Kulboka, who played professionally in Germany last season, is part of the Hornets’ summer league team, as he was last year. He played well off the bench in the Hornets’ first game, totaling eight points and six rebounds in 14 minutes. He didn’t play the second game, as the Hornets platoon a 16-man roster.
Hornets general manager Mitch Kupchak says Kulboka clearly has NBA skill (particularly 3-point range for a player of his size). But Kulboka needs to gain weight and strength and needs more playing time, something he didn’t get consistently last season with Brose Bamberg in Germany.
“Right now I’m just thinking about a place where I can get some playing time because I’m too young just to sit on the bench,” as he did mostly behind veterans last season, Kulboka said Monday morning.
“Being around veterans is cool, but I need playing time.
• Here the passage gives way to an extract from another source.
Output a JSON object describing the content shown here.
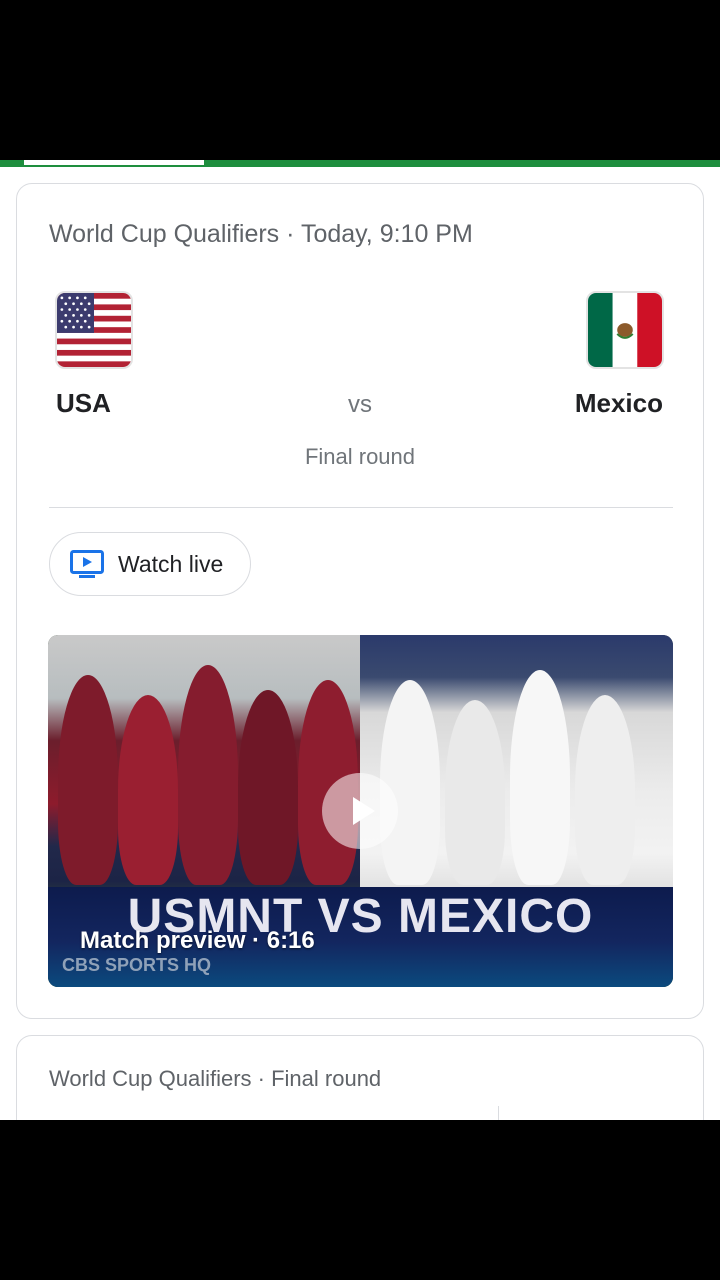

That’s the main goal for next season.”
And that’s the rub. Professional coaches in Europe aren’t obligated to play Kulboka because that serves the Hornets’ purposes, the way Joe Wolf, who coaches the Hornets’ G-League affiliate, is. At some point, the Hornets will have to become more hands-on in developing Kulboka to get return on drafting him.
Kulboka probably isn’t yet worth the Hornets using one of their 15 regular roster spots for next season. But he could be worth using a two-way contract, which would have him playing mostly for Wolf with the Greensboro Swarm.
Is Kulboka receptive to that? He declined to speculate: “Right now I’m just playing my game and looking at what’s going to happen, and the coaches will tell me what to do.”
Cody Martin’s place
He had only one assist over those two games.
One of the attractions in drafting Martin, a 6-6 guard out of Nevada, is his ball handling and playmaking. The Hornets have played point guard Devonte Graham off the ball a lot in Las Vegas to give Martin experience with the ball initiating offense.
Martin is a willing passer, but he’s not seeing a lot of plays to make so far.
The Hornets have a decision before training camp in September whether to sign a veteran third option at point guard behind Terry Rozier and Graham, or whether to put Martin in that role.